- Why am I not getting employer responses and what should I do?
Of course, I will be continuing to provide my snapshot diaries; there are still about 4 more to be posted up. Additionally, I’m working hard on Twitter to try and get well-known Editors to provide us with their number 1 top tip for interns. I have a few so far, but ideally I would like a couple more before I publish the page.
Lastly, don’t forget that to avoid constantly checking my blog for new posts, you can easily subscribe to it via email. This way you’ll get new blog posts straight to your inbox, once you do, make sure you activate the subscription by following the link in the initial email.
It’s great to already see a steady increase in email subscriptions and followers. Thanks for all your support.
Tuesday, 11 October 2011
I was really lucky to find this placement as OldCastle Books is probably one of the smallest book publishers in the
After being at 2 smaller book publishers (Little Tiger Press and John Blake), I wanted to once again sample working life in a smaller place. I spent a few months there, so it was also one of the longest placements I have been on. The greatest part of this placement was being able to do a lot of varied tasks. I was able to spend time with the MD, and mix with a team of people who are close and tight-knit.
At OldCastle Books, I spent time out of the office as well as in. For example, I was delighted to be able to work at the book launch for Lyndsay Russell and to publicise Clem Chamber’s books in London – this even got coverage in the local magazine Harpendia. (http://www.harpendia.com/Books.html)
These are the other tasks I was involved in:
- General admin duties (of course)
- Database work
- Using spreadsheets for data input
- Producing files as part of E-book production
- Digital marketing
- Mail outs
- Checking Amazon Rankings and Author Pages
Overall, this is probably the number one book placement I’ve had in terms of the variation of tasks given. In my opinion it was definitely worth the experience and I developed my skills a great deal.
Saturday, 8 October 2011
Wednesday, 5 October 2011
Tuesday, 4 October 2011
If this is the first time you are viewing this blog series, please refer back to the first summary post called 'CV Workshop - Top 5 Headings for your CV'.
I have left one of the most important CV headings till last; this is because this section should be a very clear and concise part of your CV. This is significant as employers will want to look here to determine your suitability for the job/placement.

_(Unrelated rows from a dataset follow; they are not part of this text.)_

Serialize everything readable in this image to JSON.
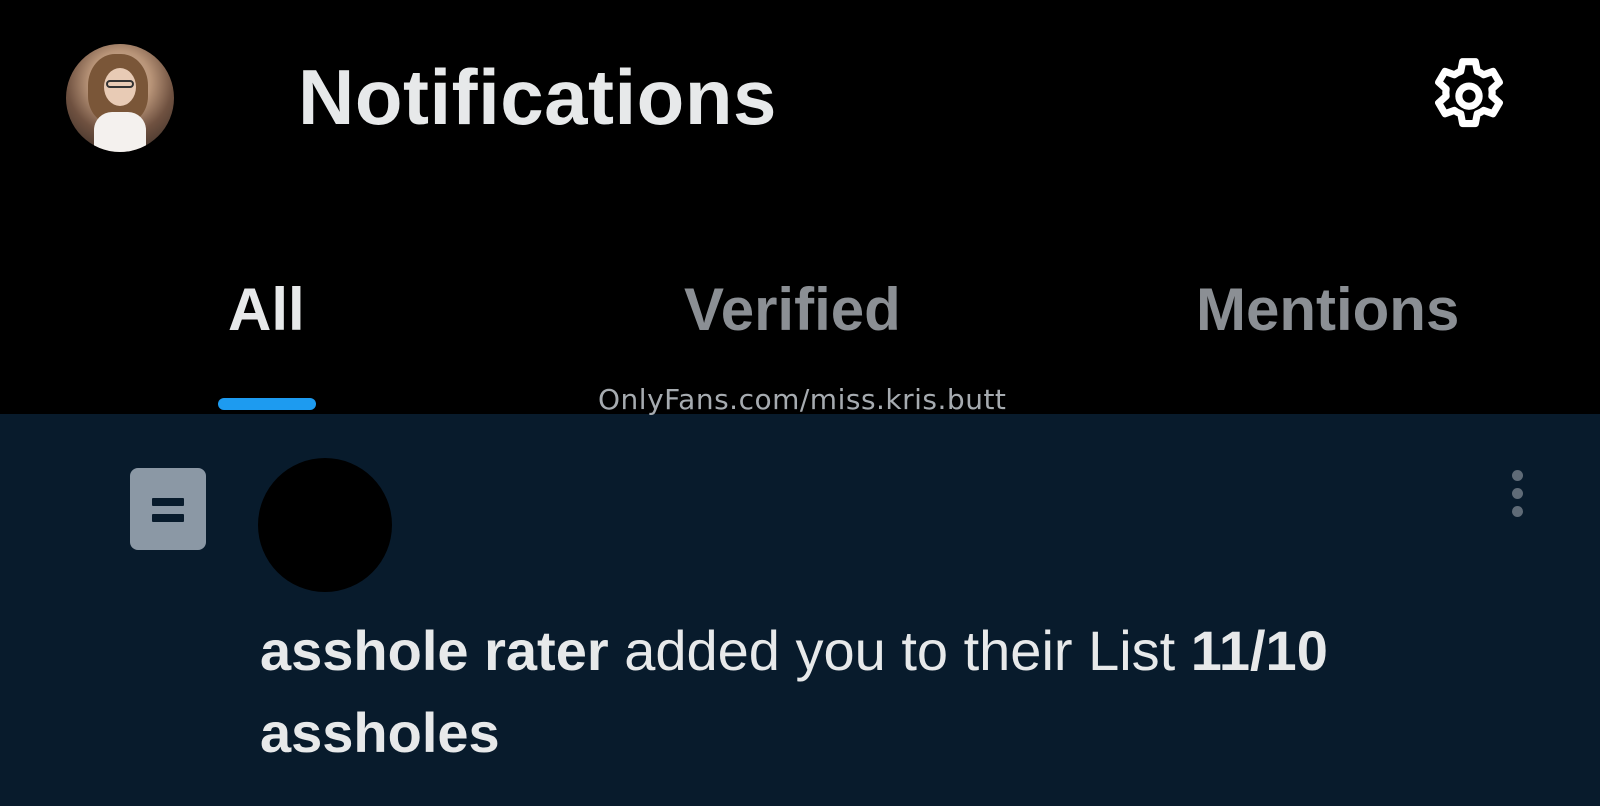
{
  "header": {
    "title": "Notifications",
    "avatar_icon": "profile-avatar",
    "settings_icon": "gear-icon"
  },
  "tabs": [
    {
      "label": "All",
      "active": true
    },
    {
      "label": "Verified",
      "active": false
    },
    {
      "label": "Mentions",
      "active": false
    }
  ],
  "watermark": "OnlyFans.com/miss.kris.butt",
  "notification": {
    "type_icon": "list-icon",
    "actor": "asshole rater",
    "action": "added you to their List",
    "list_name": "11/10 assholes",
    "more_icon": "more-vertical-icon"
  },
  "colors": {
    "background": "#000000",
    "item_background": "#081b2c",
    "accent": "#1d9bf0",
    "text_primary": "#e7e9ea",
    "text_secondary": "#8b8f94"
  }
}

I’ve placed key skills at the end of my CV, but really you can put it anywhere, the reason I placed it at the bottom is because it seemed like a nice section to round off my CV. Thus, effectively I’ve got a section summary containing the skills that I’ve learnt from the above (education, employment history and experience).
A really obvious skill to include in this section would be your computer skills. This skill is one of the most significant these days as everything is going electronic so, your employer will want to know whether you’re at least computer literate and to what standard. This is particularly true in the publishing industry - they do want people with computer skills. These skills are transferable in terms of Ebook production, websites and digital marketing. Luckily I have a double A-Level in ICT so I have quite a lot of computer skills that I can put in this section. However, if you’re struggling with this section you should at least put some of the basic skills down. This could include MS office package (a lot of people can use MS office), familiarity with a MAC or Windows operating system, typing speed etc. It’s definitely the little skills which will count – so don’t leave stuff out thinking that it will just be assumed.

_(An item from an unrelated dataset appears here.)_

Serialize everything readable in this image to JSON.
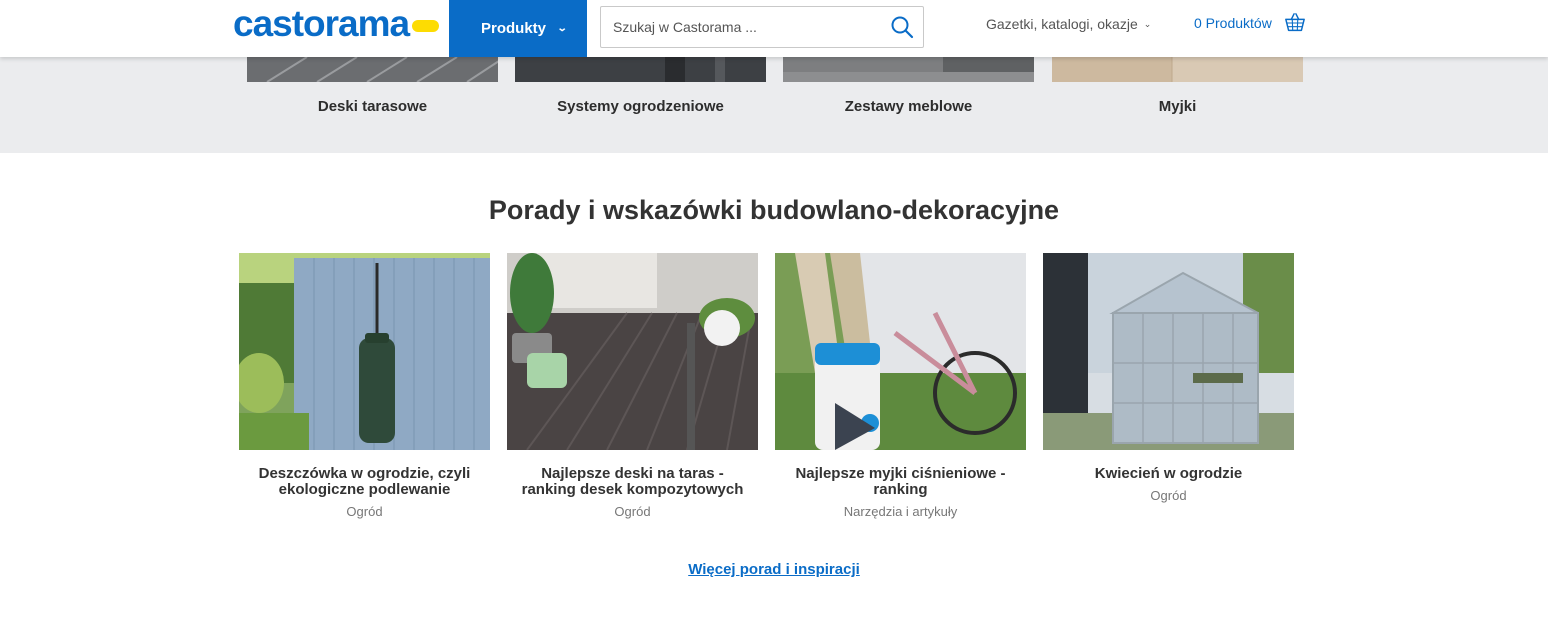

As always, don’t forget to keep this section consistent with the other headings. So, I’ve spoken before about indentation and bolding/italicising fonts; make sure this heading is the same. Keep your font between 10 and 12, so that it’s readable and make sure you’re not too experimental with size or fonts – if in doubt, you can’t go wrong with size 12 times new roman.
I hope you’ve found the CV workshop series useful. At a later date, I will do a template for a CV, so that it can be more easily visualised.